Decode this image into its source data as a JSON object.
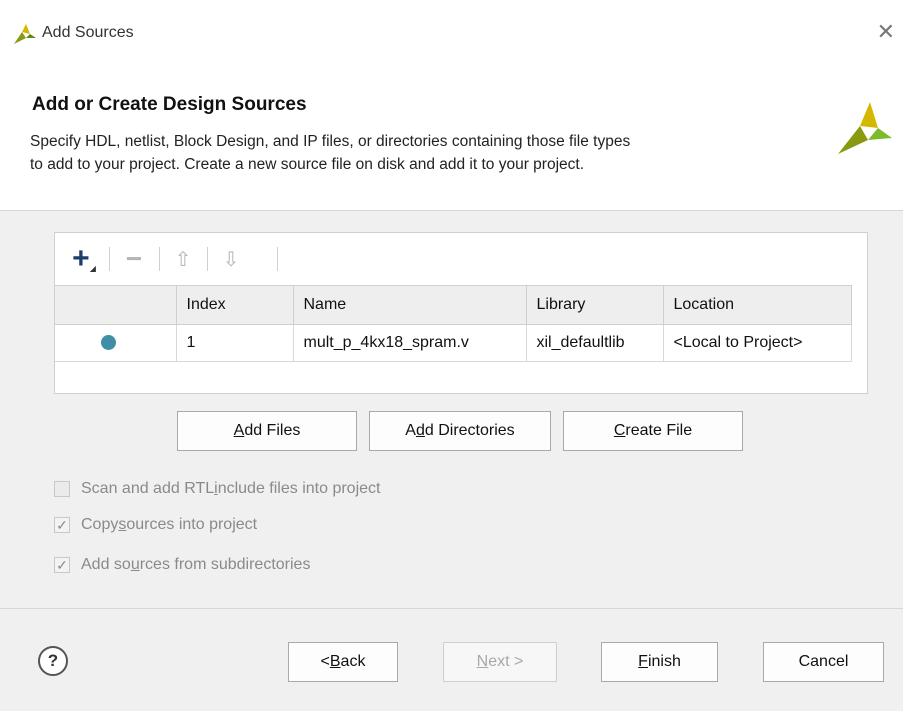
{
  "window": {
    "title": "Add Sources"
  },
  "header": {
    "title": "Add or Create Design Sources",
    "description": "Specify HDL, netlist, Block Design, and IP files, or directories containing those file types\nto add to your project. Create a new source file on disk and add it to your project."
  },
  "toolbar": {
    "add": "+",
    "remove": "−",
    "move_up": "⇧",
    "move_down": "⇩"
  },
  "table": {
    "columns": [
      "",
      "Index",
      "Name",
      "Library",
      "Location"
    ],
    "rows": [
      {
        "index": "1",
        "name": "mult_p_4kx18_spram.v",
        "library": "xil_defaultlib",
        "location": "<Local to Project>"
      }
    ]
  },
  "buttons": {
    "add_files": {
      "pre": "",
      "ul": "A",
      "post": "dd Files"
    },
    "add_directories": {
      "pre": "A",
      "ul": "d",
      "post": "d Directories"
    },
    "create_file": {
      "pre": "",
      "ul": "C",
      "post": "reate File"
    }
  },
  "options": [
    {
      "pre": "Scan and add RTL ",
      "ul": "i",
      "post": "nclude files into project",
      "checked": false
    },
    {
      "pre": "Copy ",
      "ul": "s",
      "post": "ources into project",
      "checked": true
    },
    {
      "pre": "Add so",
      "ul": "u",
      "post": "rces from subdirectories",
      "checked": true
    }
  ],
  "footer": {
    "help": "?",
    "back": {
      "pre": "< ",
      "ul": "B",
      "post": "ack"
    },
    "next": {
      "pre": "",
      "ul": "N",
      "post": "ext >"
    },
    "finish": {
      "pre": "",
      "ul": "F",
      "post": "inish"
    },
    "cancel": "Cancel"
  },
  "colors": {
    "status_dot": "#3f8fa6",
    "logo_yellow": "#c9b900",
    "logo_green": "#5a8a1e"
  }
}
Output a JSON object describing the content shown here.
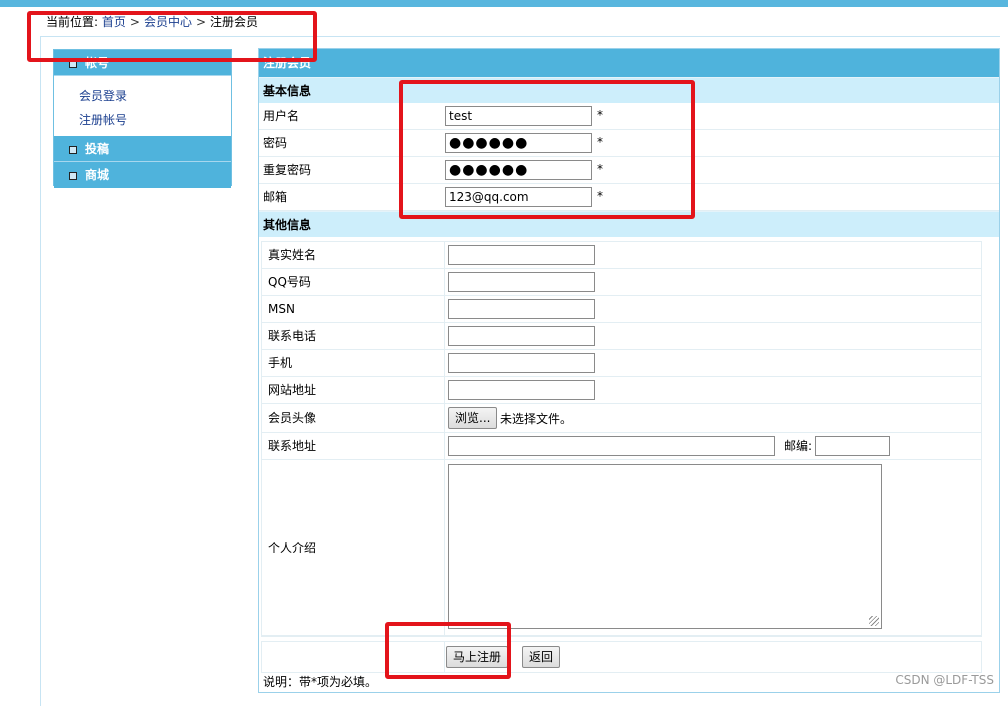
{
  "breadcrumb": {
    "prefix": "当前位置:",
    "items": [
      "首页",
      "会员中心",
      "注册会员"
    ],
    "separator": ">"
  },
  "sidebar": {
    "account_title": "帐号",
    "links": [
      "会员登录",
      "注册帐号"
    ],
    "submit_title": "投稿",
    "shop_title": "商城"
  },
  "panel": {
    "title": "注册会员",
    "basic_title": "基本信息",
    "basic": [
      {
        "label": "用户名",
        "value": "test",
        "required": "*"
      },
      {
        "label": "密码",
        "value": "●●●●●●",
        "required": "*"
      },
      {
        "label": "重复密码",
        "value": "●●●●●●",
        "required": "*"
      },
      {
        "label": "邮箱",
        "value": "123@qq.com",
        "required": "*"
      }
    ],
    "other_title": "其他信息",
    "other": [
      {
        "label": "真实姓名",
        "value": ""
      },
      {
        "label": "QQ号码",
        "value": ""
      },
      {
        "label": "MSN",
        "value": ""
      },
      {
        "label": "联系电话",
        "value": ""
      },
      {
        "label": "手机",
        "value": ""
      },
      {
        "label": "网站地址",
        "value": ""
      }
    ],
    "avatar_label": "会员头像",
    "browse_button": "浏览...",
    "no_file": "未选择文件。",
    "address_label": "联系地址",
    "zip_label": "邮编:",
    "intro_label": "个人介绍",
    "register_button": "马上注册",
    "back_button": "返回",
    "note": "说明：带*项为必填。"
  },
  "watermark": "CSDN @LDF-TSS",
  "colors": {
    "accent": "#4fb3dc",
    "section_bg": "#cdeefb",
    "highlight": "#e3141b",
    "link": "#1b3f8f"
  }
}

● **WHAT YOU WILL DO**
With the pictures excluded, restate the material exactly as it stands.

● **ANSWER SPACE**
Decode this image into its source data as a JSON object.
{
  "window": {
    "title": "Add Sources"
  },
  "header": {
    "title": "Add or Create Design Sources",
    "description": "Specify HDL, netlist, Block Design, and IP files, or directories containing those file types\nto add to your project. Create a new source file on disk and add it to your project."
  },
  "toolbar": {
    "add": "+",
    "remove": "−",
    "move_up": "⇧",
    "move_down": "⇩"
  },
  "table": {
    "columns": [
      "",
      "Index",
      "Name",
      "Library",
      "Location"
    ],
    "rows": [
      {
        "index": "1",
        "name": "mult_p_4kx18_spram.v",
        "library": "xil_defaultlib",
        "location": "<Local to Project>"
      }
    ]
  },
  "buttons": {
    "add_files": {
      "pre": "",
      "ul": "A",
      "post": "dd Files"
    },
    "add_directories": {
      "pre": "A",
      "ul": "d",
      "post": "d Directories"
    },
    "create_file": {
      "pre": "",
      "ul": "C",
      "post": "reate File"
    }
  },
  "options": [
    {
      "pre": "Scan and add RTL ",
      "ul": "i",
      "post": "nclude files into project",
      "checked": false
    },
    {
      "pre": "Copy ",
      "ul": "s",
      "post": "ources into project",
      "checked": true
    },
    {
      "pre": "Add so",
      "ul": "u",
      "post": "rces from subdirectories",
      "checked": true
    }
  ],
  "footer": {
    "help": "?",
    "back": {
      "pre": "< ",
      "ul": "B",
      "post": "ack"
    },
    "next": {
      "pre": "",
      "ul": "N",
      "post": "ext >"
    },
    "finish": {
      "pre": "",
      "ul": "F",
      "post": "inish"
    },
    "cancel": "Cancel"
  },
  "colors": {
    "status_dot": "#3f8fa6",
    "logo_yellow": "#c9b900",
    "logo_green": "#5a8a1e"
  }
}
Output a JSON object describing the content shown here.
{
  "breadcrumb": {
    "prefix": "当前位置:",
    "items": [
      "首页",
      "会员中心",
      "注册会员"
    ],
    "separator": ">"
  },
  "sidebar": {
    "account_title": "帐号",
    "links": [
      "会员登录",
      "注册帐号"
    ],
    "submit_title": "投稿",
    "shop_title": "商城"
  },
  "panel": {
    "title": "注册会员",
    "basic_title": "基本信息",
    "basic": [
      {
        "label": "用户名",
        "value": "test",
        "required": "*"
      },
      {
        "label": "密码",
        "value": "●●●●●●",
        "required": "*"
      },
      {
        "label": "重复密码",
        "value": "●●●●●●",
        "required": "*"
      },
      {
        "label": "邮箱",
        "value": "123@qq.com",
        "required": "*"
      }
    ],
    "other_title": "其他信息",
    "other": [
      {
        "label": "真实姓名",
        "value": ""
      },
      {
        "label": "QQ号码",
        "value": ""
      },
      {
        "label": "MSN",
        "value": ""
      },
      {
        "label": "联系电话",
        "value": ""
      },
      {
        "label": "手机",
        "value": ""
      },
      {
        "label": "网站地址",
        "value": ""
      }
    ],
    "avatar_label": "会员头像",
    "browse_button": "浏览...",
    "no_file": "未选择文件。",
    "address_label": "联系地址",
    "zip_label": "邮编:",
    "intro_label": "个人介绍",
    "register_button": "马上注册",
    "back_button": "返回",
    "note": "说明：带*项为必填。"
  },
  "watermark": "CSDN @LDF-TSS",
  "colors": {
    "accent": "#4fb3dc",
    "section_bg": "#cdeefb",
    "highlight": "#e3141b",
    "link": "#1b3f8f"
  }
}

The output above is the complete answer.